= Problem requirements =
Drop every image, then reproduce the data exactly as given.

= Provided data =
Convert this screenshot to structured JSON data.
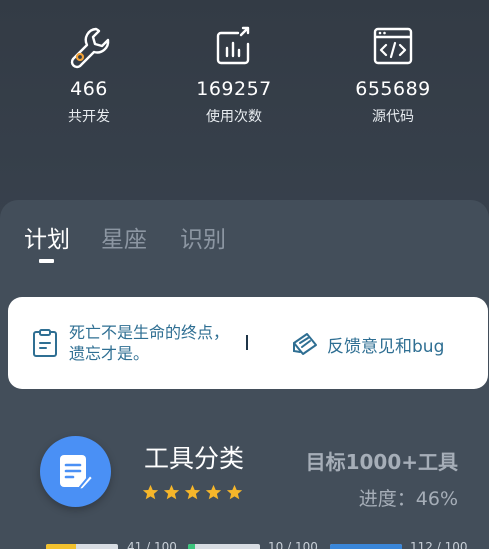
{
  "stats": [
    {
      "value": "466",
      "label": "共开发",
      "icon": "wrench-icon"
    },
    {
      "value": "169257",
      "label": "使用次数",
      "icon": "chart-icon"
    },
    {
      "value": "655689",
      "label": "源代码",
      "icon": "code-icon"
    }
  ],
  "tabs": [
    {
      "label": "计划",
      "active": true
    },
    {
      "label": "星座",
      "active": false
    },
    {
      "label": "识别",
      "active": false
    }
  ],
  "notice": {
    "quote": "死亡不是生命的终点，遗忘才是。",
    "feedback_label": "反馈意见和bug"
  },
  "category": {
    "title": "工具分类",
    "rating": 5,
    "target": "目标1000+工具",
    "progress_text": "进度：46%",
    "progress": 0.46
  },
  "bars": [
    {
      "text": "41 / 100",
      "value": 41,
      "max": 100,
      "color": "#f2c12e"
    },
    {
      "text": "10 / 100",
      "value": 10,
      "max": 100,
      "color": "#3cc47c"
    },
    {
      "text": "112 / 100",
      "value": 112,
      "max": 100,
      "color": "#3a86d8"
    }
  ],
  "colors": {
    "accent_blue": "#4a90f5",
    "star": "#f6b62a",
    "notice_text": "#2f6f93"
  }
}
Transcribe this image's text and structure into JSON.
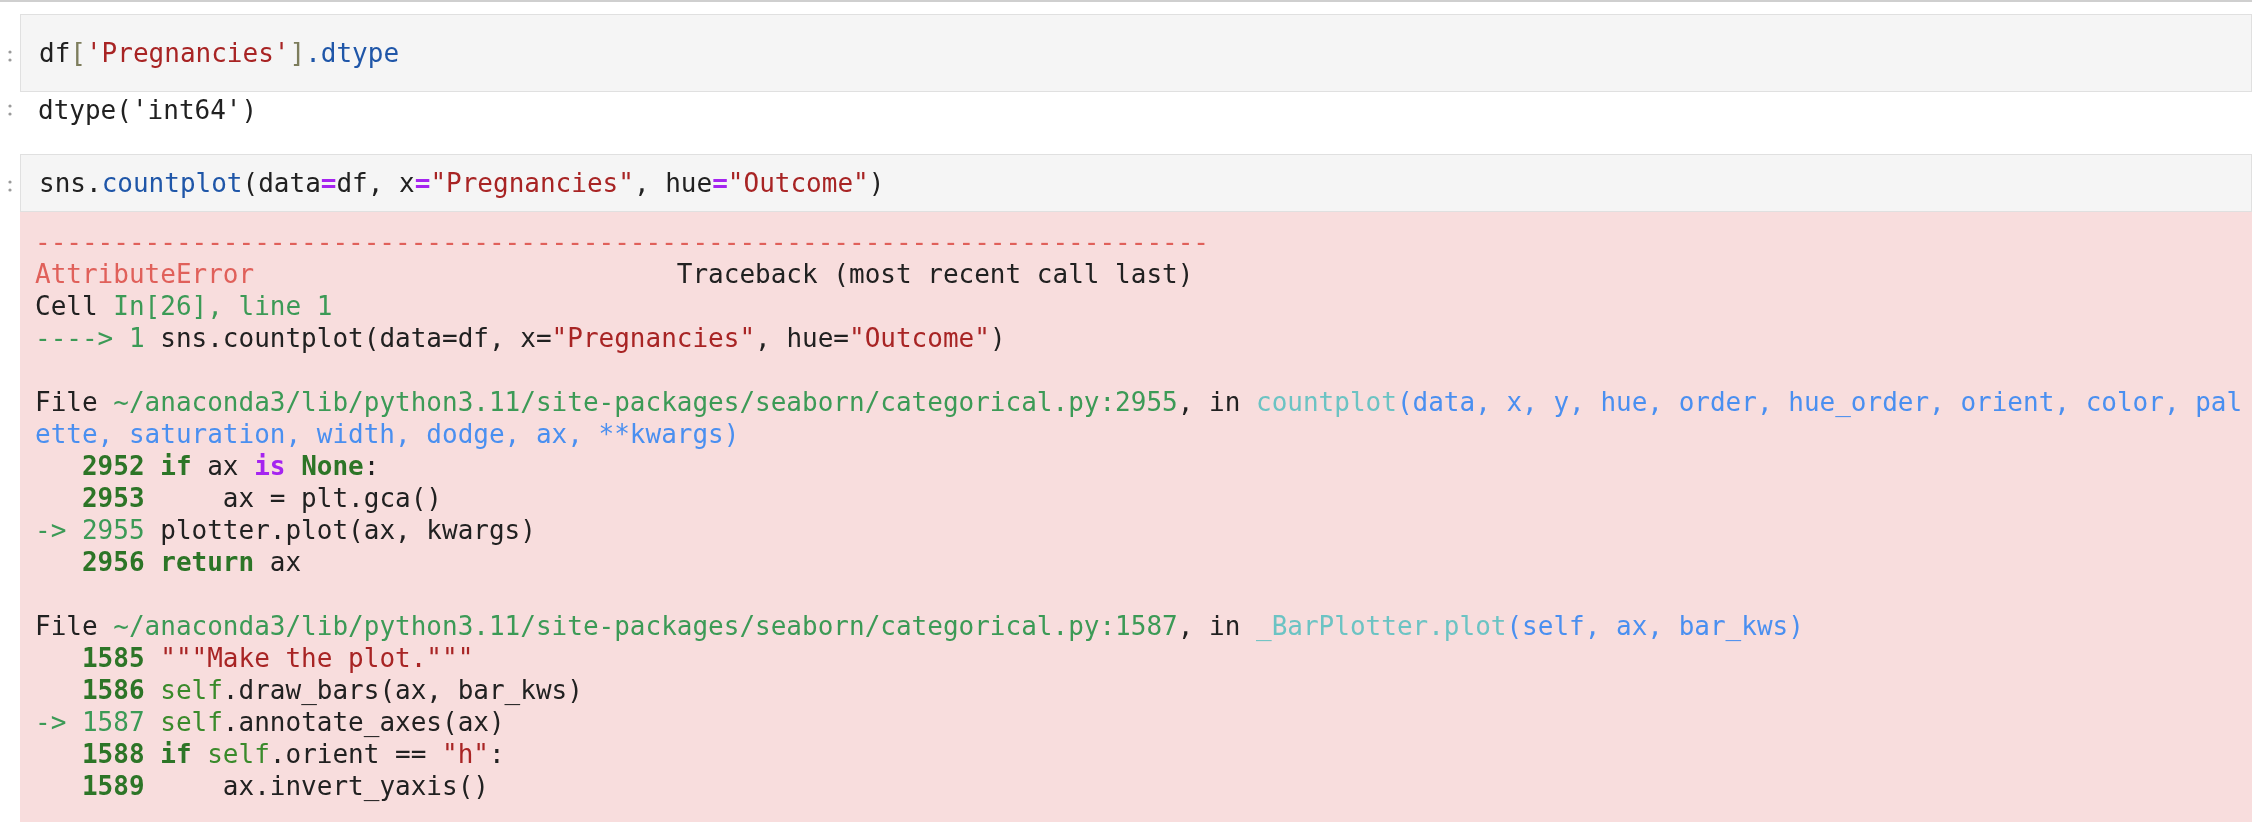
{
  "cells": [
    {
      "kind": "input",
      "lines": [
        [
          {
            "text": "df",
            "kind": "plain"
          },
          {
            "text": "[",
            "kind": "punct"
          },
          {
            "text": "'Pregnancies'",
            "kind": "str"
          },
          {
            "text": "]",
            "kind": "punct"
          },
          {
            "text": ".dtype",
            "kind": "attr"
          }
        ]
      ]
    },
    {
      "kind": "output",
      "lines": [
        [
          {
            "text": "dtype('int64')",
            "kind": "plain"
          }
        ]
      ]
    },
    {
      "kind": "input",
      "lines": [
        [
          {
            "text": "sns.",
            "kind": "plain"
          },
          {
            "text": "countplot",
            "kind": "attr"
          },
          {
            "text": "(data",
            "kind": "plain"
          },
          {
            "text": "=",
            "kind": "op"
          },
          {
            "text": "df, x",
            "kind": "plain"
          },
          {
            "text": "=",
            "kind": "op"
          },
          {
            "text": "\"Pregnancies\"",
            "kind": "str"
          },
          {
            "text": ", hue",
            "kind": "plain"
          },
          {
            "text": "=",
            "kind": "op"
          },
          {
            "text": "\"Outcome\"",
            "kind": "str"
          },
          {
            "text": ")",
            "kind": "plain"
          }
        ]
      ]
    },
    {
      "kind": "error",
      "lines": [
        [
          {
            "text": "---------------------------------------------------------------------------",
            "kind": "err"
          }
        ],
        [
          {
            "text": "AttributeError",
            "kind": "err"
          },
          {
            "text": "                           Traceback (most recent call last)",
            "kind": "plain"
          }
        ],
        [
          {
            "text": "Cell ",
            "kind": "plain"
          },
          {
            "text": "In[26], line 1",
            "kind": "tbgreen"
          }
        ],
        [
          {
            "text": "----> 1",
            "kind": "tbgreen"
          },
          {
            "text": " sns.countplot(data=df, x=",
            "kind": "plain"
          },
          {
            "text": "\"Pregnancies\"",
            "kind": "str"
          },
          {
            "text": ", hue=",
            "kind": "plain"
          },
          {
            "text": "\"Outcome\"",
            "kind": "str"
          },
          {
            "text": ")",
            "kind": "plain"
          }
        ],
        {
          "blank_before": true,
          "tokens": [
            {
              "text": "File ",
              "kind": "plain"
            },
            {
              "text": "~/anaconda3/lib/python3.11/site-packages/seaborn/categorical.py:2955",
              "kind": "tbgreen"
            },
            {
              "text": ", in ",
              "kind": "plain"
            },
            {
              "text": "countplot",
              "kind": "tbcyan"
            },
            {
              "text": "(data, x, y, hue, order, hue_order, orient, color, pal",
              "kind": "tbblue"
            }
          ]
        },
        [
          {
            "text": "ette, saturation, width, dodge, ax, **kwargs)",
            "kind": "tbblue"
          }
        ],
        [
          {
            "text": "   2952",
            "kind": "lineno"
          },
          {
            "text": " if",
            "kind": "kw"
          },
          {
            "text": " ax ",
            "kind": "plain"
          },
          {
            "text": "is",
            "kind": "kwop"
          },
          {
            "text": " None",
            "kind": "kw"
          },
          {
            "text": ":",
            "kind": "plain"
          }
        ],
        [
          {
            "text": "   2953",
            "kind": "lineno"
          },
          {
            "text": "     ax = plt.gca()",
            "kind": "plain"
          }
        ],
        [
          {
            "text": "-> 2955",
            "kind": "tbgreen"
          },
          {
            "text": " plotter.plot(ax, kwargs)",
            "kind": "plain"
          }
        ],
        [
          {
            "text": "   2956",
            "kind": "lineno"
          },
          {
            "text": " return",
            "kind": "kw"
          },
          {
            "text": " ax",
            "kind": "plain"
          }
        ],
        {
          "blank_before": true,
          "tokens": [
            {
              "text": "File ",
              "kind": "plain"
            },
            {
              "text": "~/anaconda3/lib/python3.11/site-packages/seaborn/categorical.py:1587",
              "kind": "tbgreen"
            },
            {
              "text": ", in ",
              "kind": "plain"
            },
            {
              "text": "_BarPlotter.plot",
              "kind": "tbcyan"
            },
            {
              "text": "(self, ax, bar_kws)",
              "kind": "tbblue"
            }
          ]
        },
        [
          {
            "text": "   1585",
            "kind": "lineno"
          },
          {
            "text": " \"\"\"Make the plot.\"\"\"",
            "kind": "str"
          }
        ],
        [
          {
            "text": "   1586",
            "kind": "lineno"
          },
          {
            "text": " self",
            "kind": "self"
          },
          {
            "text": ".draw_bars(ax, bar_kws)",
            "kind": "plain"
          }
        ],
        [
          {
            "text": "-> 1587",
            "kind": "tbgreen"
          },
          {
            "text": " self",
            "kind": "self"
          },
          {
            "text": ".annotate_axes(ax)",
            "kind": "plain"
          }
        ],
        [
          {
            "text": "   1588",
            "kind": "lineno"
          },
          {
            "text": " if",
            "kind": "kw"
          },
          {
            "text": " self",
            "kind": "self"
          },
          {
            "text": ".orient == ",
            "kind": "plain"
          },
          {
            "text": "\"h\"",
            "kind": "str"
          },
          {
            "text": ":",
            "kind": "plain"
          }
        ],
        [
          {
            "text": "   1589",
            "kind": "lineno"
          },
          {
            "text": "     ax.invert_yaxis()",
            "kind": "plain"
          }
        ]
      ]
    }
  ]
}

= Result =
Convert this screenshot to structured JSON data.
{
  "stats": [
    {
      "value": "466",
      "label": "共开发",
      "icon": "wrench-icon"
    },
    {
      "value": "169257",
      "label": "使用次数",
      "icon": "chart-icon"
    },
    {
      "value": "655689",
      "label": "源代码",
      "icon": "code-icon"
    }
  ],
  "tabs": [
    {
      "label": "计划",
      "active": true
    },
    {
      "label": "星座",
      "active": false
    },
    {
      "label": "识别",
      "active": false
    }
  ],
  "notice": {
    "quote": "死亡不是生命的终点，遗忘才是。",
    "feedback_label": "反馈意见和bug"
  },
  "category": {
    "title": "工具分类",
    "rating": 5,
    "target": "目标1000+工具",
    "progress_text": "进度：46%",
    "progress": 0.46
  },
  "bars": [
    {
      "text": "41 / 100",
      "value": 41,
      "max": 100,
      "color": "#f2c12e"
    },
    {
      "text": "10 / 100",
      "value": 10,
      "max": 100,
      "color": "#3cc47c"
    },
    {
      "text": "112 / 100",
      "value": 112,
      "max": 100,
      "color": "#3a86d8"
    }
  ],
  "colors": {
    "accent_blue": "#4a90f5",
    "star": "#f6b62a",
    "notice_text": "#2f6f93"
  }
}
Transcribe this image's text and structure into JSON.
{
  "cells": [
    {
      "kind": "input",
      "lines": [
        [
          {
            "text": "df",
            "kind": "plain"
          },
          {
            "text": "[",
            "kind": "punct"
          },
          {
            "text": "'Pregnancies'",
            "kind": "str"
          },
          {
            "text": "]",
            "kind": "punct"
          },
          {
            "text": ".dtype",
            "kind": "attr"
          }
        ]
      ]
    },
    {
      "kind": "output",
      "lines": [
        [
          {
            "text": "dtype('int64')",
            "kind": "plain"
          }
        ]
      ]
    },
    {
      "kind": "input",
      "lines": [
        [
          {
            "text": "sns.",
            "kind": "plain"
          },
          {
            "text": "countplot",
            "kind": "attr"
          },
          {
            "text": "(data",
            "kind": "plain"
          },
          {
            "text": "=",
            "kind": "op"
          },
          {
            "text": "df, x",
            "kind": "plain"
          },
          {
            "text": "=",
            "kind": "op"
          },
          {
            "text": "\"Pregnancies\"",
            "kind": "str"
          },
          {
            "text": ", hue",
            "kind": "plain"
          },
          {
            "text": "=",
            "kind": "op"
          },
          {
            "text": "\"Outcome\"",
            "kind": "str"
          },
          {
            "text": ")",
            "kind": "plain"
          }
        ]
      ]
    },
    {
      "kind": "error",
      "lines": [
        [
          {
            "text": "---------------------------------------------------------------------------",
            "kind": "err"
          }
        ],
        [
          {
            "text": "AttributeError",
            "kind": "err"
          },
          {
            "text": "                           Traceback (most recent call last)",
            "kind": "plain"
          }
        ],
        [
          {
            "text": "Cell ",
            "kind": "plain"
          },
          {
            "text": "In[26], line 1",
            "kind": "tbgreen"
          }
        ],
        [
          {
            "text": "----> 1",
            "kind": "tbgreen"
          },
          {
            "text": " sns.countplot(data=df, x=",
            "kind": "plain"
          },
          {
            "text": "\"Pregnancies\"",
            "kind": "str"
          },
          {
            "text": ", hue=",
            "kind": "plain"
          },
          {
            "text": "\"Outcome\"",
            "kind": "str"
          },
          {
            "text": ")",
            "kind": "plain"
          }
        ],
        {
          "blank_before": true,
          "tokens": [
            {
              "text": "File ",
              "kind": "plain"
            },
            {
              "text": "~/anaconda3/lib/python3.11/site-packages/seaborn/categorical.py:2955",
              "kind": "tbgreen"
            },
            {
              "text": ", in ",
              "kind": "plain"
            },
            {
              "text": "countplot",
              "kind": "tbcyan"
            },
            {
              "text": "(data, x, y, hue, order, hue_order, orient, color, pal",
              "kind": "tbblue"
            }
          ]
        },
        [
          {
            "text": "ette, saturation, width, dodge, ax, **kwargs)",
            "kind": "tbblue"
          }
        ],
        [
          {
            "text": "   2952",
            "kind": "lineno"
          },
          {
            "text": " if",
            "kind": "kw"
          },
          {
            "text": " ax ",
            "kind": "plain"
          },
          {
            "text": "is",
            "kind": "kwop"
          },
          {
            "text": " None",
            "kind": "kw"
          },
          {
            "text": ":",
            "kind": "plain"
          }
        ],
        [
          {
            "text": "   2953",
            "kind": "lineno"
          },
          {
            "text": "     ax = plt.gca()",
            "kind": "plain"
          }
        ],
        [
          {
            "text": "-> 2955",
            "kind": "tbgreen"
          },
          {
            "text": " plotter.plot(ax, kwargs)",
            "kind": "plain"
          }
        ],
        [
          {
            "text": "   2956",
            "kind": "lineno"
          },
          {
            "text": " return",
            "kind": "kw"
          },
          {
            "text": " ax",
            "kind": "plain"
          }
        ],
        {
          "blank_before": true,
          "tokens": [
            {
              "text": "File ",
              "kind": "plain"
            },
            {
              "text": "~/anaconda3/lib/python3.11/site-packages/seaborn/categorical.py:1587",
              "kind": "tbgreen"
            },
            {
              "text": ", in ",
              "kind": "plain"
            },
            {
              "text": "_BarPlotter.plot",
              "kind": "tbcyan"
            },
            {
              "text": "(self, ax, bar_kws)",
              "kind": "tbblue"
            }
          ]
        },
        [
          {
            "text": "   1585",
            "kind": "lineno"
          },
          {
            "text": " \"\"\"Make the plot.\"\"\"",
            "kind": "str"
          }
        ],
        [
          {
            "text": "   1586",
            "kind": "lineno"
          },
          {
            "text": " self",
            "kind": "self"
          },
          {
            "text": ".draw_bars(ax, bar_kws)",
            "kind": "plain"
          }
        ],
        [
          {
            "text": "-> 1587",
            "kind": "tbgreen"
          },
          {
            "text": " self",
            "kind": "self"
          },
          {
            "text": ".annotate_axes(ax)",
            "kind": "plain"
          }
        ],
        [
          {
            "text": "   1588",
            "kind": "lineno"
          },
          {
            "text": " if",
            "kind": "kw"
          },
          {
            "text": " self",
            "kind": "self"
          },
          {
            "text": ".orient == ",
            "kind": "plain"
          },
          {
            "text": "\"h\"",
            "kind": "str"
          },
          {
            "text": ":",
            "kind": "plain"
          }
        ],
        [
          {
            "text": "   1589",
            "kind": "lineno"
          },
          {
            "text": "     ax.invert_yaxis()",
            "kind": "plain"
          }
        ]
      ]
    }
  ]
}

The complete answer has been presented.